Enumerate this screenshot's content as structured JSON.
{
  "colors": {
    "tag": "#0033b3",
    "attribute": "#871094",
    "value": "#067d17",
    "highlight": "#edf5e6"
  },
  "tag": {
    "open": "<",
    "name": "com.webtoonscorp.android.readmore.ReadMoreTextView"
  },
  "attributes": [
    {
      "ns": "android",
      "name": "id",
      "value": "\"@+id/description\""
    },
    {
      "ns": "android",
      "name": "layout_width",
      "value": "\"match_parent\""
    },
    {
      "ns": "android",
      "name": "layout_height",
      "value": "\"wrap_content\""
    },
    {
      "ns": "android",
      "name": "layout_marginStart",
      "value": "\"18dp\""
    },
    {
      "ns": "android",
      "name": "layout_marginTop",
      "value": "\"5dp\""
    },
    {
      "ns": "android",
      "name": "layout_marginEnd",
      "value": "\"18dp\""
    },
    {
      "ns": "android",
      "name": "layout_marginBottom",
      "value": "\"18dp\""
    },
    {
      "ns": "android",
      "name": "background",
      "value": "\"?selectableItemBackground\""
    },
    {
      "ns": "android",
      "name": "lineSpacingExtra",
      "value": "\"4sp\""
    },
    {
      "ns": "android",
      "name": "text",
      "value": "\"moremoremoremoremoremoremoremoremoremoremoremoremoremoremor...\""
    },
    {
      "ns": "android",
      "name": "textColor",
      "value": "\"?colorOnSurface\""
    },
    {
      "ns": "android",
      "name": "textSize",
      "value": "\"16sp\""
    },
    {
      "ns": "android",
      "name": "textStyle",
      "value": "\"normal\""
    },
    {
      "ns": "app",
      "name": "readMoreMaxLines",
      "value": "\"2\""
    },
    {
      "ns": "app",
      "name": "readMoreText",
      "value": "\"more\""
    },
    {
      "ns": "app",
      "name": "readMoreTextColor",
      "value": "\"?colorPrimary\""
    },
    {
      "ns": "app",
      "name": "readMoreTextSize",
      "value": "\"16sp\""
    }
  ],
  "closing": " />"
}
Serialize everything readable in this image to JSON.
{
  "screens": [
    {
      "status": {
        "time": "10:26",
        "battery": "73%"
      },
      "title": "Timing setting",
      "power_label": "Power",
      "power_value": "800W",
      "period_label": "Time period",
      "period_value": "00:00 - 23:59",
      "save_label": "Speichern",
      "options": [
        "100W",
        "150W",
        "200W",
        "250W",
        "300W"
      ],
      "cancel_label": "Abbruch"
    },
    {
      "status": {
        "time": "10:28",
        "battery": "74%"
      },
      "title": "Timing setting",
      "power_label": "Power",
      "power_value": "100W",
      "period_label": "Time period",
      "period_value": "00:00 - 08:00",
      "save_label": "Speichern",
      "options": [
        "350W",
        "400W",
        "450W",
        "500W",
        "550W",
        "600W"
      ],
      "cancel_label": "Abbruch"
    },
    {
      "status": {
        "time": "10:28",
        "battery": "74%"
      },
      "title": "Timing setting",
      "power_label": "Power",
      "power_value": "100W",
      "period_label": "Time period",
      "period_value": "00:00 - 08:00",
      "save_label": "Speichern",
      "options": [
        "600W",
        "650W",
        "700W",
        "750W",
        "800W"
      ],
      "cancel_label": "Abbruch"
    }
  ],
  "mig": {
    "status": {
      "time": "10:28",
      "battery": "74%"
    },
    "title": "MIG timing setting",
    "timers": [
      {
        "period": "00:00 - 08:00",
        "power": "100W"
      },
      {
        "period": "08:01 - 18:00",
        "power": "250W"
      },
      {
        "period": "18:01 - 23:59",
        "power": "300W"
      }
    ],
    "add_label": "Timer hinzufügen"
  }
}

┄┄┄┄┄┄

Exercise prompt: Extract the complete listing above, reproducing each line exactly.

Answer box:
Enumerate this screenshot's content as structured JSON.
{
  "colors": {
    "tag": "#0033b3",
    "attribute": "#871094",
    "value": "#067d17",
    "highlight": "#edf5e6"
  },
  "tag": {
    "open": "<",
    "name": "com.webtoonscorp.android.readmore.ReadMoreTextView"
  },
  "attributes": [
    {
      "ns": "android",
      "name": "id",
      "value": "\"@+id/description\""
    },
    {
      "ns": "android",
      "name": "layout_width",
      "value": "\"match_parent\""
    },
    {
      "ns": "android",
      "name": "layout_height",
      "value": "\"wrap_content\""
    },
    {
      "ns": "android",
      "name": "layout_marginStart",
      "value": "\"18dp\""
    },
    {
      "ns": "android",
      "name": "layout_marginTop",
      "value": "\"5dp\""
    },
    {
      "ns": "android",
      "name": "layout_marginEnd",
      "value": "\"18dp\""
    },
    {
      "ns": "android",
      "name": "layout_marginBottom",
      "value": "\"18dp\""
    },
    {
      "ns": "android",
      "name": "background",
      "value": "\"?selectableItemBackground\""
    },
    {
      "ns": "android",
      "name": "lineSpacingExtra",
      "value": "\"4sp\""
    },
    {
      "ns": "android",
      "name": "text",
      "value": "\"moremoremoremoremoremoremoremoremoremoremoremoremoremoremor...\""
    },
    {
      "ns": "android",
      "name": "textColor",
      "value": "\"?colorOnSurface\""
    },
    {
      "ns": "android",
      "name": "textSize",
      "value": "\"16sp\""
    },
    {
      "ns": "android",
      "name": "textStyle",
      "value": "\"normal\""
    },
    {
      "ns": "app",
      "name": "readMoreMaxLines",
      "value": "\"2\""
    },
    {
      "ns": "app",
      "name": "readMoreText",
      "value": "\"more\""
    },
    {
      "ns": "app",
      "name": "readMoreTextColor",
      "value": "\"?colorPrimary\""
    },
    {
      "ns": "app",
      "name": "readMoreTextSize",
      "value": "\"16sp\""
    }
  ],
  "closing": " />"
}
Serialize everything readable in this image to JSON.
{
  "screens": [
    {
      "status": {
        "time": "10:26",
        "battery": "73%"
      },
      "title": "Timing setting",
      "power_label": "Power",
      "power_value": "800W",
      "period_label": "Time period",
      "period_value": "00:00 - 23:59",
      "save_label": "Speichern",
      "options": [
        "100W",
        "150W",
        "200W",
        "250W",
        "300W"
      ],
      "cancel_label": "Abbruch"
    },
    {
      "status": {
        "time": "10:28",
        "battery": "74%"
      },
      "title": "Timing setting",
      "power_label": "Power",
      "power_value": "100W",
      "period_label": "Time period",
      "period_value": "00:00 - 08:00",
      "save_label": "Speichern",
      "options": [
        "350W",
        "400W",
        "450W",
        "500W",
        "550W",
        "600W"
      ],
      "cancel_label": "Abbruch"
    },
    {
      "status": {
        "time": "10:28",
        "battery": "74%"
      },
      "title": "Timing setting",
      "power_label": "Power",
      "power_value": "100W",
      "period_label": "Time period",
      "period_value": "00:00 - 08:00",
      "save_label": "Speichern",
      "options": [
        "600W",
        "650W",
        "700W",
        "750W",
        "800W"
      ],
      "cancel_label": "Abbruch"
    }
  ],
  "mig": {
    "status": {
      "time": "10:28",
      "battery": "74%"
    },
    "title": "MIG timing setting",
    "timers": [
      {
        "period": "00:00 - 08:00",
        "power": "100W"
      },
      {
        "period": "08:01 - 18:00",
        "power": "250W"
      },
      {
        "period": "18:01 - 23:59",
        "power": "300W"
      }
    ],
    "add_label": "Timer hinzufügen"
  }
}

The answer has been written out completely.